▶ TASK INSTRUCTIONS
Ignoring the pictures, copy the data exactly.

(SUPPLIED MATERIAL Opens)

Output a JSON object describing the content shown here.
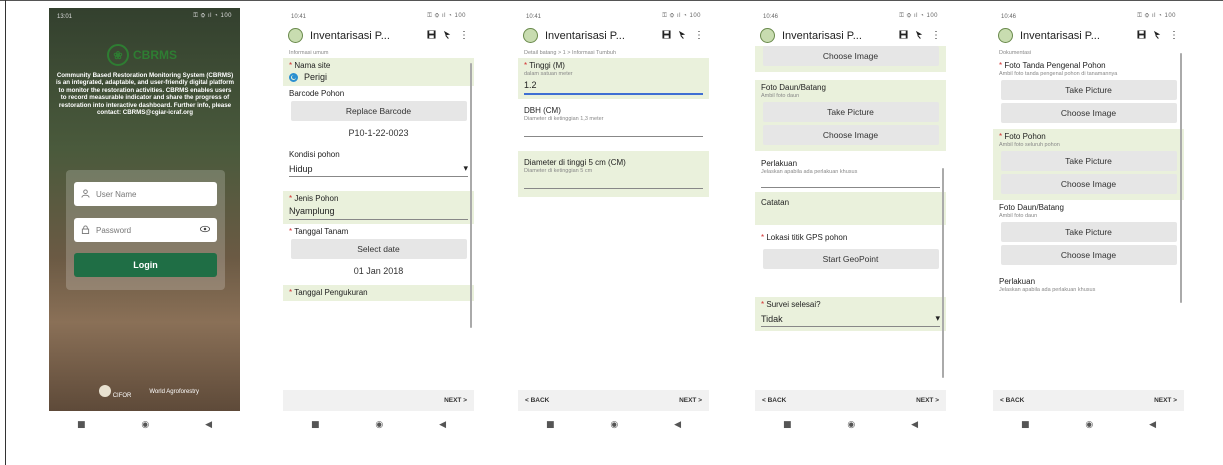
{
  "phones": {
    "login": {
      "status_time": "13:01",
      "status_icons": "⚿ ⚙ ıl ◔ 100",
      "brand_name": "CBRMS",
      "brand_mark": "❀",
      "description": "Community Based Restoration Monitoring System (CBRMS) is an integrated, adaptable, and user-friendly digital platform to monitor the restoration activities. CBRMS enables users to record measurable indicator and share the progress of restoration into interactive dashboard. Further info, please contact: CBRMS@cgiar-icraf.org",
      "username_placeholder": "User Name",
      "password_placeholder": "Password",
      "login_label": "Login",
      "logo_left": "CIFOR",
      "logo_right": "World Agroforestry",
      "user_icon": "person-icon",
      "lock_icon": "lock-icon",
      "eye_icon": "eye-icon"
    },
    "form1": {
      "status_time": "10:41",
      "title": "Inventarisasi P...",
      "section": "Informasi umum",
      "site_label": "Nama site",
      "site_value": "Perigi",
      "barcode_label": "Barcode Pohon",
      "replace_barcode": "Replace Barcode",
      "barcode_value": "P10-1-22-0023",
      "kondisi_label": "Kondisi pohon",
      "kondisi_value": "Hidup",
      "jenis_label": "Jenis Pohon",
      "jenis_value": "Nyamplung",
      "tanggal_label": "Tanggal Tanam",
      "select_date": "Select date",
      "tanggal_value": "01 Jan 2018",
      "pengukuran_label": "Tanggal Pengukuran",
      "next": "NEXT >"
    },
    "form2": {
      "status_time": "10:41",
      "title": "Inventarisasi P...",
      "section": "Detail batang > 1 > Informasi Tumbuh",
      "tinggi_label": "Tinggi (M)",
      "tinggi_hint": "dalam satuan meter",
      "tinggi_value": "1.2",
      "dbh_label": "DBH (CM)",
      "dbh_hint": "Diameter di ketinggian 1,3 meter",
      "diam_label": "Diameter di tinggi 5 cm (CM)",
      "diam_hint": "Diameter di ketinggian 5 cm",
      "back": "< BACK",
      "next": "NEXT >"
    },
    "form3": {
      "status_time": "10:46",
      "title": "Inventarisasi P...",
      "choose_top": "Choose Image",
      "foto_label": "Foto Daun/Batang",
      "foto_hint": "Ambil foto daun",
      "take_picture": "Take Picture",
      "choose_image": "Choose Image",
      "perlakuan_label": "Perlakuan",
      "perlakuan_hint": "Jelaskan apabila ada perlakuan khusus",
      "catatan_label": "Catatan",
      "gps_label": "Lokasi titik GPS pohon",
      "start_geopoint": "Start GeoPoint",
      "survei_label": "Survei selesai?",
      "survei_value": "Tidak",
      "back": "< BACK",
      "next": "NEXT >"
    },
    "form4": {
      "status_time": "10:46",
      "title": "Inventarisasi P...",
      "section": "Dokumentasi",
      "tanda_label": "Foto Tanda Pengenal Pohon",
      "tanda_hint": "Ambil foto tanda pengenal pohon di tanamannya",
      "take_picture": "Take Picture",
      "choose_image": "Choose Image",
      "pohon_label": "Foto Pohon",
      "pohon_hint": "Ambil foto seluruh pohon",
      "daun_label": "Foto Daun/Batang",
      "daun_hint": "Ambil foto daun",
      "perlakuan_label": "Perlakuan",
      "perlakuan_hint": "Jelaskan apabila ada perlakuan khusus",
      "back": "< BACK",
      "next": "NEXT >"
    }
  },
  "common": {
    "req_mark": "*",
    "save_icon": "save-icon",
    "flag_icon": "flag-icon",
    "menu_icon": "more-vert-icon",
    "dropdown_icon": "▾",
    "nav_square": "■",
    "nav_circle": "◉",
    "nav_back": "◀",
    "status_icons_form": "⚿ ⚙ ıl ◔ 100"
  },
  "colors": {
    "highlight": "#eaf1dc",
    "login_button": "#1f6e45",
    "radio": "#2a8fd0",
    "required": "#d32f2f",
    "brand_green": "#2e7d32"
  }
}
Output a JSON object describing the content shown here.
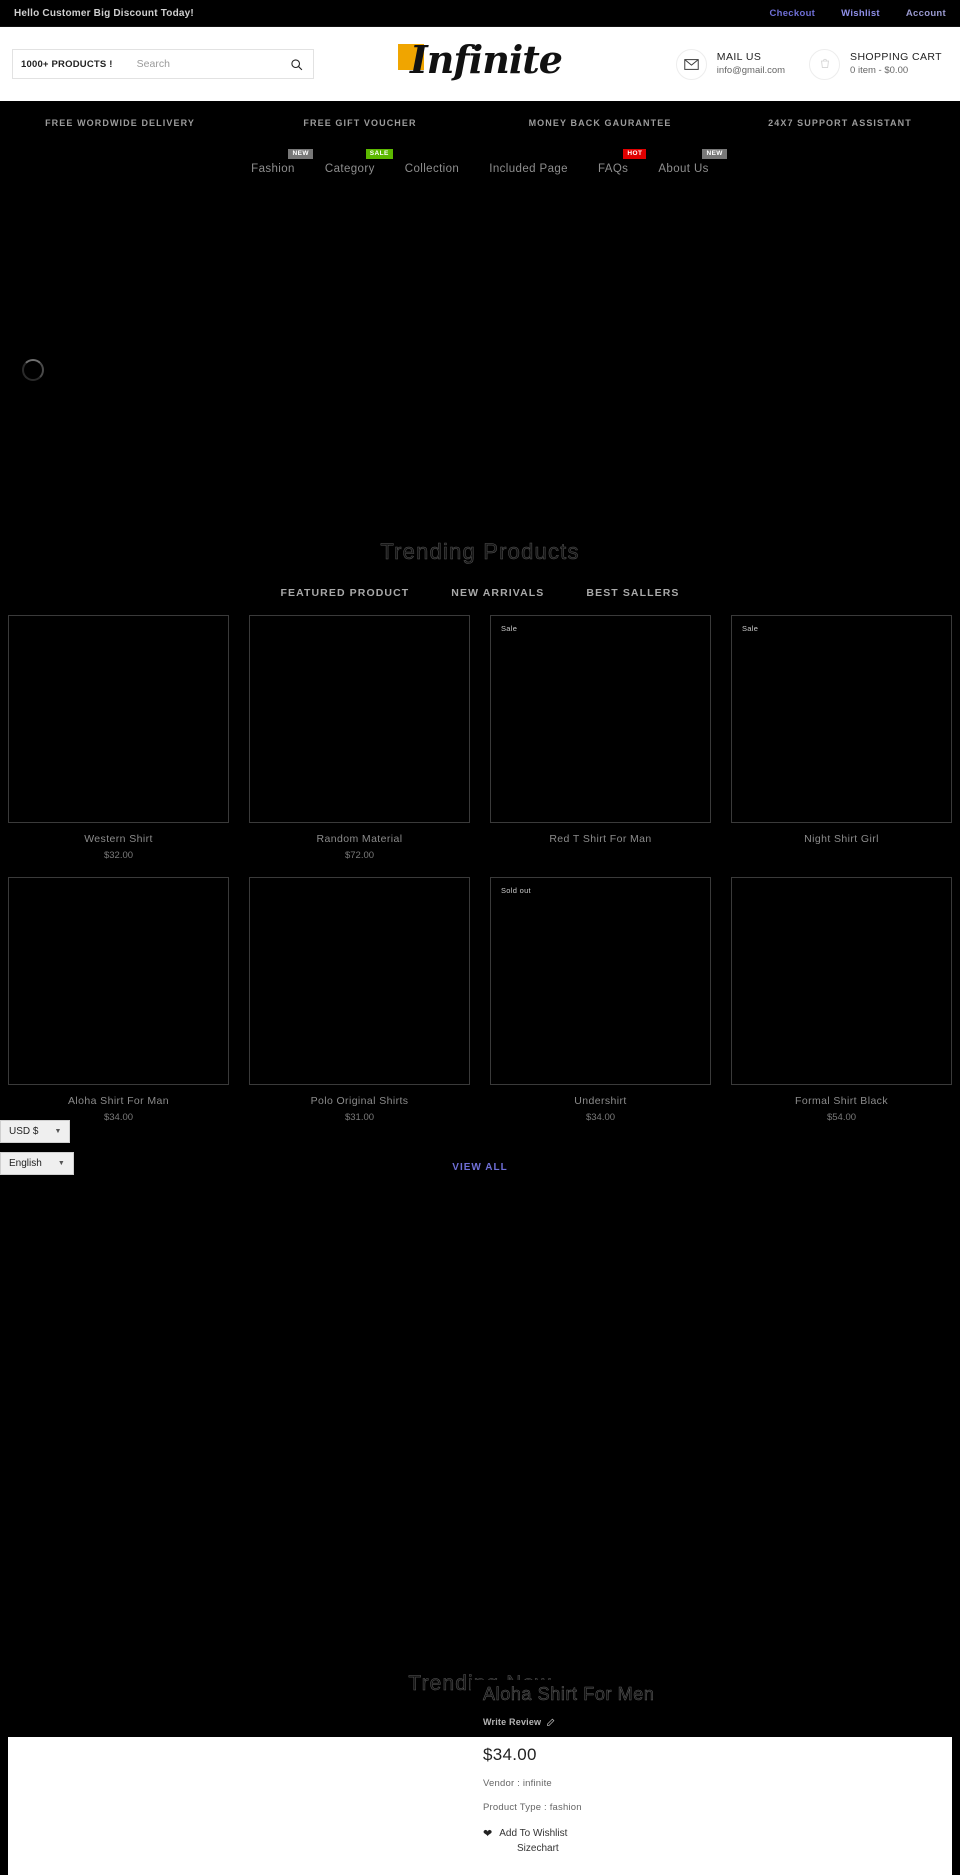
{
  "topbar": {
    "announcement": "Hello Customer Big Discount Today!",
    "links": [
      {
        "label": "Checkout"
      },
      {
        "label": "Wishlist"
      },
      {
        "label": "Account"
      }
    ]
  },
  "header": {
    "search": {
      "tag": "1000+ PRODUCTS !",
      "placeholder": "Search",
      "value": "",
      "icon": "search-icon"
    },
    "logo": {
      "text": "Infinite",
      "accent_color": "#f0a500"
    },
    "mail": {
      "icon": "envelope-icon",
      "title": "MAIL US",
      "sub": "info@gmail.com"
    },
    "cart": {
      "icon": "cart-icon",
      "title": "SHOPPING CART",
      "sub": "0 item - $0.00"
    }
  },
  "promo": {
    "items": [
      "FREE WORDWIDE DELIVERY",
      "FREE GIFT VOUCHER",
      "MONEY BACK GAURANTEE",
      "24X7 SUPPORT ASSISTANT"
    ]
  },
  "nav": {
    "items": [
      {
        "label": "Fashion",
        "badge": "NEW",
        "badge_type": "new"
      },
      {
        "label": "Category",
        "badge": "SALE",
        "badge_type": "sale"
      },
      {
        "label": "Collection",
        "badge": "",
        "badge_type": ""
      },
      {
        "label": "Included Page",
        "badge": "",
        "badge_type": ""
      },
      {
        "label": "FAQs",
        "badge": "HOT",
        "badge_type": "hot"
      },
      {
        "label": "About Us",
        "badge": "NEW",
        "badge_type": "new"
      }
    ]
  },
  "trending": {
    "title": "Trending Products",
    "tabs": [
      {
        "label": "FEATURED PRODUCT",
        "active": true
      },
      {
        "label": "NEW ARRIVALS",
        "active": false
      },
      {
        "label": "BEST SALLERS",
        "active": false
      }
    ],
    "products": [
      {
        "name": "Western Shirt",
        "price": "$32.00",
        "tag": ""
      },
      {
        "name": "Random Material",
        "price": "$72.00",
        "tag": ""
      },
      {
        "name": "Red T Shirt For Man",
        "price": "",
        "tag": "Sale"
      },
      {
        "name": "Night Shirt Girl",
        "price": "",
        "tag": "Sale"
      },
      {
        "name": "Aloha Shirt For Man",
        "price": "$34.00",
        "tag": ""
      },
      {
        "name": "Polo Original Shirts",
        "price": "$31.00",
        "tag": ""
      },
      {
        "name": "Undershirt",
        "price": "$34.00",
        "tag": "Sold out"
      },
      {
        "name": "Formal Shirt Black",
        "price": "$54.00",
        "tag": ""
      }
    ],
    "view_all": "VIEW ALL"
  },
  "floating": {
    "currency": {
      "value": "USD $",
      "caret": "chevron-down-icon"
    },
    "language": {
      "value": "English",
      "caret": "chevron-down-icon"
    }
  },
  "trending_now": {
    "title": "Trending Now",
    "product": {
      "name": "Aloha Shirt For Men",
      "write_review": "Write Review",
      "review_icon": "pencil-icon",
      "price": "$34.00",
      "vendor": "Vendor : infinite",
      "product_type": "Product Type : fashion",
      "wishlist": "Add To Wishlist",
      "wishlist_icon": "heart-icon",
      "sizechart": "Sizechart"
    }
  }
}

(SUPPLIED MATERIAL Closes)

▶ RESPONSE TO THIS TASK
Output a JSON object describing the content shown here.
{
  "phones": {
    "login": {
      "status_time": "13:01",
      "status_icons": "⚿ ⚙ ıl ◔ 100",
      "brand_name": "CBRMS",
      "brand_mark": "❀",
      "description": "Community Based Restoration Monitoring System (CBRMS) is an integrated, adaptable, and user-friendly digital platform to monitor the restoration activities. CBRMS enables users to record measurable indicator and share the progress of restoration into interactive dashboard. Further info, please contact: CBRMS@cgiar-icraf.org",
      "username_placeholder": "User Name",
      "password_placeholder": "Password",
      "login_label": "Login",
      "logo_left": "CIFOR",
      "logo_right": "World Agroforestry",
      "user_icon": "person-icon",
      "lock_icon": "lock-icon",
      "eye_icon": "eye-icon"
    },
    "form1": {
      "status_time": "10:41",
      "title": "Inventarisasi P...",
      "section": "Informasi umum",
      "site_label": "Nama site",
      "site_value": "Perigi",
      "barcode_label": "Barcode Pohon",
      "replace_barcode": "Replace Barcode",
      "barcode_value": "P10-1-22-0023",
      "kondisi_label": "Kondisi pohon",
      "kondisi_value": "Hidup",
      "jenis_label": "Jenis Pohon",
      "jenis_value": "Nyamplung",
      "tanggal_label": "Tanggal Tanam",
      "select_date": "Select date",
      "tanggal_value": "01 Jan 2018",
      "pengukuran_label": "Tanggal Pengukuran",
      "next": "NEXT >"
    },
    "form2": {
      "status_time": "10:41",
      "title": "Inventarisasi P...",
      "section": "Detail batang > 1 > Informasi Tumbuh",
      "tinggi_label": "Tinggi (M)",
      "tinggi_hint": "dalam satuan meter",
      "tinggi_value": "1.2",
      "dbh_label": "DBH (CM)",
      "dbh_hint": "Diameter di ketinggian 1,3 meter",
      "diam_label": "Diameter di tinggi 5 cm (CM)",
      "diam_hint": "Diameter di ketinggian 5 cm",
      "back": "< BACK",
      "next": "NEXT >"
    },
    "form3": {
      "status_time": "10:46",
      "title": "Inventarisasi P...",
      "choose_top": "Choose Image",
      "foto_label": "Foto Daun/Batang",
      "foto_hint": "Ambil foto daun",
      "take_picture": "Take Picture",
      "choose_image": "Choose Image",
      "perlakuan_label": "Perlakuan",
      "perlakuan_hint": "Jelaskan apabila ada perlakuan khusus",
      "catatan_label": "Catatan",
      "gps_label": "Lokasi titik GPS pohon",
      "start_geopoint": "Start GeoPoint",
      "survei_label": "Survei selesai?",
      "survei_value": "Tidak",
      "back": "< BACK",
      "next": "NEXT >"
    },
    "form4": {
      "status_time": "10:46",
      "title": "Inventarisasi P...",
      "section": "Dokumentasi",
      "tanda_label": "Foto Tanda Pengenal Pohon",
      "tanda_hint": "Ambil foto tanda pengenal pohon di tanamannya",
      "take_picture": "Take Picture",
      "choose_image": "Choose Image",
      "pohon_label": "Foto Pohon",
      "pohon_hint": "Ambil foto seluruh pohon",
      "daun_label": "Foto Daun/Batang",
      "daun_hint": "Ambil foto daun",
      "perlakuan_label": "Perlakuan",
      "perlakuan_hint": "Jelaskan apabila ada perlakuan khusus",
      "back": "< BACK",
      "next": "NEXT >"
    }
  },
  "common": {
    "req_mark": "*",
    "save_icon": "save-icon",
    "flag_icon": "flag-icon",
    "menu_icon": "more-vert-icon",
    "dropdown_icon": "▾",
    "nav_square": "■",
    "nav_circle": "◉",
    "nav_back": "◀",
    "status_icons_form": "⚿ ⚙ ıl ◔ 100"
  },
  "colors": {
    "highlight": "#eaf1dc",
    "login_button": "#1f6e45",
    "radio": "#2a8fd0",
    "required": "#d32f2f",
    "brand_green": "#2e7d32"
  }
}
Output a JSON object describing the content shown here.
{
  "topbar": {
    "announcement": "Hello Customer Big Discount Today!",
    "links": [
      {
        "label": "Checkout"
      },
      {
        "label": "Wishlist"
      },
      {
        "label": "Account"
      }
    ]
  },
  "header": {
    "search": {
      "tag": "1000+ PRODUCTS !",
      "placeholder": "Search",
      "value": "",
      "icon": "search-icon"
    },
    "logo": {
      "text": "Infinite",
      "accent_color": "#f0a500"
    },
    "mail": {
      "icon": "envelope-icon",
      "title": "MAIL US",
      "sub": "info@gmail.com"
    },
    "cart": {
      "icon": "cart-icon",
      "title": "SHOPPING CART",
      "sub": "0 item - $0.00"
    }
  },
  "promo": {
    "items": [
      "FREE WORDWIDE DELIVERY",
      "FREE GIFT VOUCHER",
      "MONEY BACK GAURANTEE",
      "24X7 SUPPORT ASSISTANT"
    ]
  },
  "nav": {
    "items": [
      {
        "label": "Fashion",
        "badge": "NEW",
        "badge_type": "new"
      },
      {
        "label": "Category",
        "badge": "SALE",
        "badge_type": "sale"
      },
      {
        "label": "Collection",
        "badge": "",
        "badge_type": ""
      },
      {
        "label": "Included Page",
        "badge": "",
        "badge_type": ""
      },
      {
        "label": "FAQs",
        "badge": "HOT",
        "badge_type": "hot"
      },
      {
        "label": "About Us",
        "badge": "NEW",
        "badge_type": "new"
      }
    ]
  },
  "trending": {
    "title": "Trending Products",
    "tabs": [
      {
        "label": "FEATURED PRODUCT",
        "active": true
      },
      {
        "label": "NEW ARRIVALS",
        "active": false
      },
      {
        "label": "BEST SALLERS",
        "active": false
      }
    ],
    "products": [
      {
        "name": "Western Shirt",
        "price": "$32.00",
        "tag": ""
      },
      {
        "name": "Random Material",
        "price": "$72.00",
        "tag": ""
      },
      {
        "name": "Red T Shirt For Man",
        "price": "",
        "tag": "Sale"
      },
      {
        "name": "Night Shirt Girl",
        "price": "",
        "tag": "Sale"
      },
      {
        "name": "Aloha Shirt For Man",
        "price": "$34.00",
        "tag": ""
      },
      {
        "name": "Polo Original Shirts",
        "price": "$31.00",
        "tag": ""
      },
      {
        "name": "Undershirt",
        "price": "$34.00",
        "tag": "Sold out"
      },
      {
        "name": "Formal Shirt Black",
        "price": "$54.00",
        "tag": ""
      }
    ],
    "view_all": "VIEW ALL"
  },
  "floating": {
    "currency": {
      "value": "USD $",
      "caret": "chevron-down-icon"
    },
    "language": {
      "value": "English",
      "caret": "chevron-down-icon"
    }
  },
  "trending_now": {
    "title": "Trending Now",
    "product": {
      "name": "Aloha Shirt For Men",
      "write_review": "Write Review",
      "review_icon": "pencil-icon",
      "price": "$34.00",
      "vendor": "Vendor : infinite",
      "product_type": "Product Type : fashion",
      "wishlist": "Add To Wishlist",
      "wishlist_icon": "heart-icon",
      "sizechart": "Sizechart"
    }
  }
}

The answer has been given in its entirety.